Including Our Noses in the VR World
Ubisoft, a French game publisher, recently unveiled the Nosulus Rift, a headset which can immerse its user into the game by using smells. The idea is very interesting – as Virtual Reality headsets become more accessible and common to the average consumer, hardware developers try to make virtual worlds ever more immersive. The mainstream headsets only have audio and video capabilities, and some, like the HTC Vive, try to make game controls more immersive by using joysticks for both hands.
So we got our ears, eyes and our movement partially covered by VR – but what of our noses? Imagine what it would be like to feel the smell of the grasslands, or the cavalcade of smells in a busy medieval city street while we explore them in full 3D virtual reality?
The importance of smells
If we want to reach fully immersive virtual worlds anytime soon, we have to cover all five of our senses. So far, our noses have been left alone by VR. There was some progress in the recent few years about using our smelling for more immersive experiences – think of the 4D cinemas, which make use of various effects such as shaking the chairs, fog, smoke, rain and various scents. Now think of what it would be like being fully immersed in a 3D virtual world, where you can see everything around you in 360 degrees, and feel the scents and smells appropriate to the location you are at in the VR world?
Ubisoft decided to make this a reality as part of their marketing plan for a game called South Park: The Fractured But Whole, which will release on PS4, Xbox One and PC on December 6, 2016. The main character of this game has the superpower of using foul-smelling body gas to defeat his opponents, and Ubisoft though it would be a good idea to show off a smell headset they dubbed the Nosulus Rift.
The headset works like this: you put it around your nose, and when your character uses his “weapon” in South Park, you’ll smell the terrible odor too. However, don’t be in a rush to buy one – the device is intended for demo purposes only, so you’d have to travel to any convention Ubisoft will be present at before the game’s release. You couldn’t use it with other games anyway, as it is only compatible with the aforementioned South Park game.
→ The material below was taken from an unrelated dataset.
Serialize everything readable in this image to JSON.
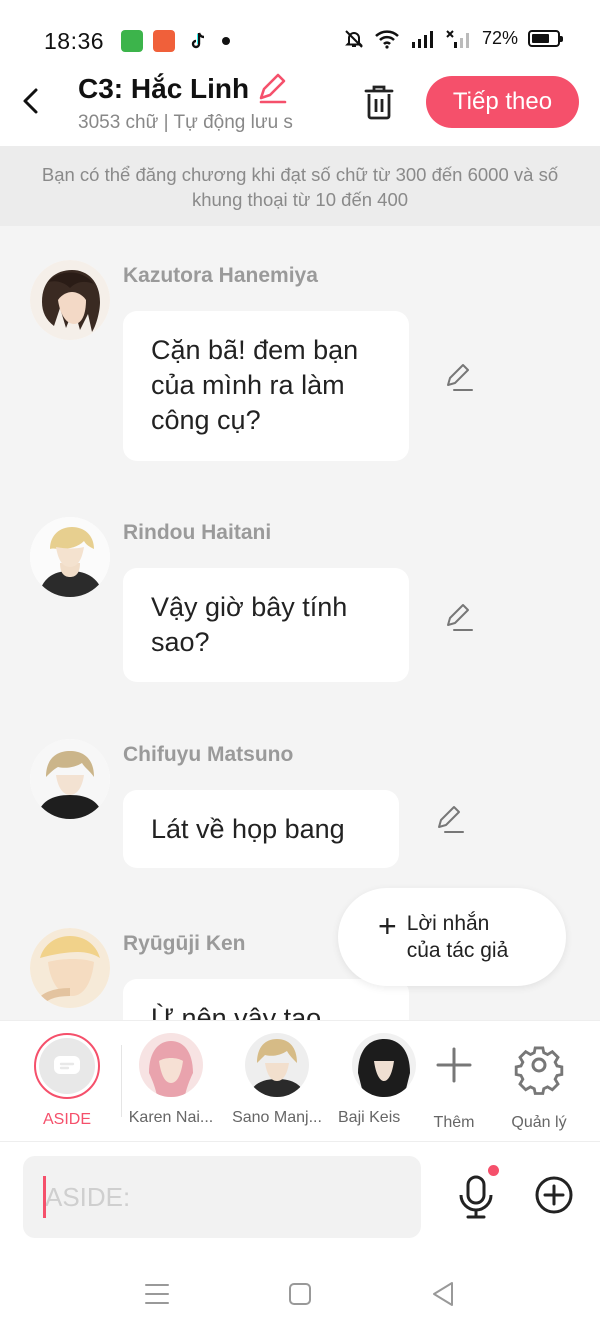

FeelReal – the full-immersion headset extension
It is not only Ubisoft who saw a potential in smell-inducing virtual reality devices – there have already been several minor strides in developing such gizmos intended for the consumer market. One of the companies who were trying to develop an extension for the Oculus Rift is FeelReal. They had the idea of piggybacking on the emerging gaming-related headsets, such as the Oculus Rift, the Samsung Gear VR and the HTC Vive.
Their idea was to attach an extension device to existing VR headsets in order to simulate wind, heat and smells present in the virtual world, whose audio and video feeds are provided by the main headset. The product would be attached to the bottom of any VR headset, and if the developers of the software running on the main headset supported the FeelReal SDK, it would have simulated heat, wind and additionally, various smells using the mixture of 7 different odors. However, FeelReal’s Kickstarter campaign failed to meet its goals at the end of May, 2015, and we haven’t heard anything about them ever since; all of their social media fell silent after they failed the funding.
Project Nourished – the taste of food without actually eating
FeelReal’s intended use for their device was for gaming and watching 3D movies, but this is not the only field where smell could be very useful when paired with VR. The medical field could make use of smells, and there is a very good example of this – Project Nourished, which intends to take its users into a fully immersive 3D world, where they could indulge in “forbidden” food without the risk of gaining fat, triggering allergies or suffering from other food-related health issues.
Project Nourished is a complex system of several devices, including a VR headset, a bone conduction transducer to mimic chewing by sending the sensation from the mouth to the ear drums, and an aromatic diffuser responsible for dissipating smells and heat. Additionally, the “kit” includes a small cube of 3D printed “food”, and some other devices with sensors, used to simulate beverages and to transmit the user’s real-world movement into the virtual world.
Pre-orders for the Pepa 001 Starter Kit are available right now at the cost of $59.84, and the kit is slated to be released later in 2016. Users will have to insert their own smartphones into the headset, just like how the Samsung Gear VR works.
Things like Project Nourished could be really helpful in the medical field, where it could be used to help sate the hunger of people recovering from eating disorders, alcoholics, or let people with allergies “taste” food they could not eat in real life otherwise.
Will smell become mainstream in VR?
As you can see from the few – and there aren’t many more to be found – examples, not many companies are willing to risk experimenting with smell-inducing headsets. This is understandable, as currently, even the regular VR headsets themselves are niche products. But as the technology and the computers to run it become more affordable for the average user, we might see a resurgence in attempts to include our noses in the virtual worlds. This could take 5-10 years at least if we are thinking optimistically.
In reality, it is the consumer market and the general interest for smell-inducing devices that will dictate the trend – if there is no interest from the consumers for such a device, as there was not enough for the FeelReal device, we won’t see one for a long time. There is also the concern of pricing – just like printer toners, the smell cartridges would have to be regularly replaced, making these devices expensive in the long run. We will possibly see some of these devices and new, creative uses for them in the following years, however, they aren’t likely to reach wider audiences.